They try and fail, and try again, their short-armed gestures and hollow words falling between the spaces, back into the library, where they reconstitute in new forms and better possibilities as we grab and grasp and turn them to our use.

Those who bemoan the death of the book and of good writing itself need only keep up with Tabios’ growing collection of innovative and deeply engaging books to know that this is far from the case.

Thursday, February 3, 2011

Review of The Creative Soul, by Lawrence H. Staples, Ph.D.

(2009, Fisher King Press, www.fisherkingpress.com, ISBN 978-0-9810344-4-7)
Reviewed by Joey Madia

Eighteen months ago, I reviewed Dr. Staples’s Guilt with a Twist, a book with which I had some reservations. In the case of The Creative Soul (subtitled “Art and the Quest for Wholeness”), a relatively short book (91 pages including the Index), he has expanded on my favorite section of Guilt, dealing with the process of creativity as it applies to mental health and the integration of the Shadow, a core idea in the work and writings of Carl Jung (Staples is a Jungian analyst who trained in Switzerland after making a mid-life career-switch at the age of 50). 


Inherent in the process of integrating one’s Shadow is the first step of acknowledging that it exists and exploring the push and pull of opposites at play within us all. It is this dynamic tension between good and evil, light and dark, loyalty to other and loyalty to self that feeds and fuels our creative impulses. For those whose denial of the Shadow is so deep as to cause a psychic wound, the creative act can also be the healing act.

The Creative Soul employs a successful mix of scholarship, anecdote, and writings created by Dr. Staples patients (a formula he also uses in Guilt).


At the start of it all is the alchemical process—the manipulation of the prima materia, the first spark, the subconsciously implanted seed.

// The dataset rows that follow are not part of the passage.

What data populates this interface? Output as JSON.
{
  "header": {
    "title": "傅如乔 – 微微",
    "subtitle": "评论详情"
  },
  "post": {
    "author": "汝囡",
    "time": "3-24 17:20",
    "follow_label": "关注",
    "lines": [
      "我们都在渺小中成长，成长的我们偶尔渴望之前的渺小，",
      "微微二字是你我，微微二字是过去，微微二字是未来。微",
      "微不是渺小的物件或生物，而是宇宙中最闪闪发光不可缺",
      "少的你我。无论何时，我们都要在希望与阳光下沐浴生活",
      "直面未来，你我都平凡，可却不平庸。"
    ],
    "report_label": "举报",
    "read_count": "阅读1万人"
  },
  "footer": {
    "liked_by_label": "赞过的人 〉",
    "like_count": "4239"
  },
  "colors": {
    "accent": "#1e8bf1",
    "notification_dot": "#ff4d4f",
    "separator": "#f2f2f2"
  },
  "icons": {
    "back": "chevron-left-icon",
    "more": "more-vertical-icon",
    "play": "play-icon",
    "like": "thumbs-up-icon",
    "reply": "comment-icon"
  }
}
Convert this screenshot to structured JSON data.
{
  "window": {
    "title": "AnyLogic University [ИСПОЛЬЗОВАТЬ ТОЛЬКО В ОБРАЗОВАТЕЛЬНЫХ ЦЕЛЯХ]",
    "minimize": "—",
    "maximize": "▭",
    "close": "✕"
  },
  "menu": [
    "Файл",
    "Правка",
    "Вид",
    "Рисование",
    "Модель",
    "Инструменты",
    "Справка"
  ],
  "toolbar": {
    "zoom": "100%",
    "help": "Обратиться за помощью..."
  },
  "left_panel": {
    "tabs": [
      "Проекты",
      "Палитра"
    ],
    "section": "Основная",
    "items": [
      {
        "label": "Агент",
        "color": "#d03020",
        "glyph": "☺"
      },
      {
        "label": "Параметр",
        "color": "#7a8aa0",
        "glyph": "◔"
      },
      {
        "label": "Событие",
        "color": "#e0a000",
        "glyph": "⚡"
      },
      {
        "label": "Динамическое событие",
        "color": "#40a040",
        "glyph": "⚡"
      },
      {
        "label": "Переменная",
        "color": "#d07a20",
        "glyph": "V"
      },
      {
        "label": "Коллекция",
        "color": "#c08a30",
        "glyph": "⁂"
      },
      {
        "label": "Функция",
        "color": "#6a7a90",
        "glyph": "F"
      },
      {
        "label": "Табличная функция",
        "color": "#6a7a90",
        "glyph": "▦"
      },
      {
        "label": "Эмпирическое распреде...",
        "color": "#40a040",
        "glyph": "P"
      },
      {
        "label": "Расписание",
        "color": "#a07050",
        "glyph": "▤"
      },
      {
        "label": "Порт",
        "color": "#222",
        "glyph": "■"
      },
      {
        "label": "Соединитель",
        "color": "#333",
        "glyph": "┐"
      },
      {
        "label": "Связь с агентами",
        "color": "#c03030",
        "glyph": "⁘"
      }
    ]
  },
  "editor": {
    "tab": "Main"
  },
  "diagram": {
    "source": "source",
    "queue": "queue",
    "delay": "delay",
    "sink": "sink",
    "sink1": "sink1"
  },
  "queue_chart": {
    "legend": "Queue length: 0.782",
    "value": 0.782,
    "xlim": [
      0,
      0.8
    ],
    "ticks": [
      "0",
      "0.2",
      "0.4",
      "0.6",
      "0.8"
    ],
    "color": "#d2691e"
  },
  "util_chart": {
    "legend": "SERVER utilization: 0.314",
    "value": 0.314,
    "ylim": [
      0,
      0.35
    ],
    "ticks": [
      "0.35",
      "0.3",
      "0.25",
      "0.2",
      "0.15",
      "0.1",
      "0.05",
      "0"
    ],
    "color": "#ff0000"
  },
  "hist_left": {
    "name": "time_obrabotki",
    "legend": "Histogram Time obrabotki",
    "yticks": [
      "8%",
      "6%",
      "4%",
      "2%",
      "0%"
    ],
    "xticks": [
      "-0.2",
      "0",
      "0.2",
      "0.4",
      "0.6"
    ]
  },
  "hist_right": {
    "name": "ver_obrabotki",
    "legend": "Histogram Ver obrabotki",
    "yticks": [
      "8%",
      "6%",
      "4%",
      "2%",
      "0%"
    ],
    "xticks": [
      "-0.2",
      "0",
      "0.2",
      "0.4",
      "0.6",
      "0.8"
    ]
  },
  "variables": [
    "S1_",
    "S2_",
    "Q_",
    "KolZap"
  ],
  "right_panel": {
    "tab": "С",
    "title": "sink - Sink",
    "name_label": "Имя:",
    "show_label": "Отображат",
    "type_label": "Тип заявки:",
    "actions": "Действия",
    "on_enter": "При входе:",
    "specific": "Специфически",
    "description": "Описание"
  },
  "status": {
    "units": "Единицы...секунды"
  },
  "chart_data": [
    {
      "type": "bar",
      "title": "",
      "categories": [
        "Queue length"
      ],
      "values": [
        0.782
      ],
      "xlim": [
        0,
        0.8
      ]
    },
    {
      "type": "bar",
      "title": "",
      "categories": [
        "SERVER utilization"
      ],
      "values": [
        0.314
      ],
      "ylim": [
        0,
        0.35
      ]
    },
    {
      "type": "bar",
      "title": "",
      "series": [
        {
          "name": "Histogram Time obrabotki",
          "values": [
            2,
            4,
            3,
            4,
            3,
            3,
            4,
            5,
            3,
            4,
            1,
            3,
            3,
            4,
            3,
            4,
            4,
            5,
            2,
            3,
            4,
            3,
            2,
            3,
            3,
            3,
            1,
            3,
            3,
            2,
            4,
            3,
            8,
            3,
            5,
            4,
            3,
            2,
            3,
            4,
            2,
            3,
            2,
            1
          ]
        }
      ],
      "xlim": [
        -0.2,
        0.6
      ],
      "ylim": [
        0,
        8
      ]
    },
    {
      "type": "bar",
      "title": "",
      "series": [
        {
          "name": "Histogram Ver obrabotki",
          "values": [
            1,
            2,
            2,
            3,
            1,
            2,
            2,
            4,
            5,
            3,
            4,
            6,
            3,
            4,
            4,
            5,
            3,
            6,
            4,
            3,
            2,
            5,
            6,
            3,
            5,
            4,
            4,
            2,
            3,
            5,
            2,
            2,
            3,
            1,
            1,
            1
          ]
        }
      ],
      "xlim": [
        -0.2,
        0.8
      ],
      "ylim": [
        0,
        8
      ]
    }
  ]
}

In line with St. Thomas, if you bring what’s in you forth, it will save you; if you do not, it will kill you—or at the very least, it will result in the endless depression and suicidal thoughts that bring many people to therapy in the first place.

Any time you are talking about opposites, you must also talk about balance, and Dr. Staples spends a good deal of time sharing anecdotes about the button-down type whose true passion is painting, on the one hand, and the artist with no sense of stability at all. Both lifestyles are unsustainable and ultimately lead to similar ends. It is “the contrast between the opposites, not merely one of the individual opposites itself, that produce(s) the consciousness of the good feeling” (p. 39).

One technique discussed in the book is the use of dream material to fuel our creative endeavors. Dr. Staples mentions Mel Matthews, whose trilogy about the character Malcolm Clay I reviewed five years ago (also from Fisher King Press) and another book I have reviewed that readers might find of interest is Jon Lipsky’s Dreaming Together: Explore Your Dreams by Acting Them Out (Larson Publications).

Another area of interest is the cyclical nature of the creative process, and its different phases—for writers, there is the brainstorming and writing (the free creative act) and the editing and revision process (the technical work). Mix these up, and you get “writer’s block.” The pure creative act and the technical work are another set of opposites that are each severely limited in isolation.

Other areas covered in The Creative Soul are Art as Therapy and the true risk we take as artists when we put the deepest, darkest pieces of ourselves out into the world for criticism.

This book is highly recommended for anyone who works in the creative arts, especially teachers and therapists seeking to better express to students and analysands the joys and challenges of the creative process and the great value for healing, expression, and communication it has in our lives.